The Bucanneers have the best defense against the run, but the worst against the pass. This type of setup is perfect for Griffin to throw up some deep balls on first or second down, forcing the Bucs to stay in coverage and jam the receivers at the line.
Jordan Black stepped in for Williams, but looked rusty. He allowed two sacks of Griffin and the Bengals set the edge and collapsed the pocket. Daniel Te'o-Nesheim, George Johnson and recent signing Jeff Charleston could all see time at right end for the Bucs this week as they try to rebound from the loss of Adrian Clayborn.
It’s vital that Griffin gets rid of the ball on time. Black doesn’t have the quickness of Williams, and although the Bucs lose some size with Clayborn out, Black will see his agility tested. The Redskins can counter this with a similar tactic to the one used in New Orleans, i.e. lots of screen passes and checkdowns to the flat.
Getting Fred Davis in the game early will establish him as a receiving threat, forcing the defense to adjust and leaving them open to exploitation via the deep ball.
Not having Pierre Garcon hurts, obviously, but Hankerson looks improved as a blocker and will have to show he can function in both the ‘X’ and ‘Z’ position. Utilizing Dezmon Briscoe in the red zone will give Griffin a strong target and offer further variation for the Bucs to plan against.

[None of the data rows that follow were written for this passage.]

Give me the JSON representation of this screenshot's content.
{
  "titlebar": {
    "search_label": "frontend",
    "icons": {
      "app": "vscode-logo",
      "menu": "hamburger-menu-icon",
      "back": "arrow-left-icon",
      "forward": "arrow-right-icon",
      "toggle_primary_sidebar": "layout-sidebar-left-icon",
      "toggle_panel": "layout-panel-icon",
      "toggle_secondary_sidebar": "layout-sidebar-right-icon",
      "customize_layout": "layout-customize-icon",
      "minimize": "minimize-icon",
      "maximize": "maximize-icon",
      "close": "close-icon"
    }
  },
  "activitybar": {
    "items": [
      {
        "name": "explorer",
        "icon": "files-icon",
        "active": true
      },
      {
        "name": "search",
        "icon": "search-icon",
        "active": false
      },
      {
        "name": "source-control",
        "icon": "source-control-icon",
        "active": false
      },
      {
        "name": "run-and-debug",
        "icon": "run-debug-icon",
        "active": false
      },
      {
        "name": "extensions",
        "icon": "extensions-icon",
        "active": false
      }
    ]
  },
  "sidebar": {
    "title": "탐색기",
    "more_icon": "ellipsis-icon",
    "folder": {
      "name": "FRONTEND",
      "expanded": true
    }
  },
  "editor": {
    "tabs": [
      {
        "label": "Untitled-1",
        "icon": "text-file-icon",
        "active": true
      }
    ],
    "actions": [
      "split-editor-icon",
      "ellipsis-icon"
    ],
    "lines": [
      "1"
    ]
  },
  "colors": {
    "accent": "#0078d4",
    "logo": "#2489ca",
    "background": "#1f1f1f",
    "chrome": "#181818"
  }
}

I’ve been talking up Josh Wilson since the offseason but I’m going to continue to do so. Despite the Tampa Bay quarterback troubles last week, someone still needs to cover Vincent Jackson.
Wilson is really the only guy on the roster capable of doing so over the course of a game. He’s the best cover corner the Redskins have, so giving anyone else the task of covering Jackson would be a mistake.
DeAngelo Hall has got better in coverage, sure, but do you really want to run zone-coverage with Hall on Jackson? Didn’t think so.
In reviewing the defense after the Rams game, Rich Campbell recalled a comment made by Josh Wilson:
When Wilson is in a position where he can’t see the quarterback or the ball, he reads the receiver’s eyes. A receiver’s eyes always indicate when the ball is about to arrive, he said. (Via The Washington Times).
This is why you want Wilson on the No.1 receiver. He plays the man and the ball simultaneously, which is an excellent trait to have in a defensive back, as it means he isn’t fooled easily and will continue with his assignments.
His instincts are good—see the fumble recovery returned for a touchdown against the Rams—and he is a team-first guy that doesn’t simply seek the big plays. He gave up a touchdown on a Cover-0 blitz last week, but he certainly isn’t the first to do that.
At best, the Cover-0 blitz is a high-risk, high-reward package, and last year’s Redskins-Cowboy’s matchup showed its potential for heartache. Those weren’t quite the words Hall used, but I like to think the sentiment was the same.
Of course, in giving Wilson the task of covering Jackson, there is a risk of giving up plays elsewhere on the field. It’s ultimately a trade-off, but both teams have the same amount of players on the field so everyone else just has to play smart.
Keith McMillan summed it up perfectly for The Washington Post:
If they’re giving up big plays in man and zone, there isn’t a whole lot else that can be done. A defensive coordinator can dial up blitzes, roll coverages and have the defense better disguise what it’s doing. But at some point, whatever’s called, players have to play better. There aren’t any magic solutions, just that.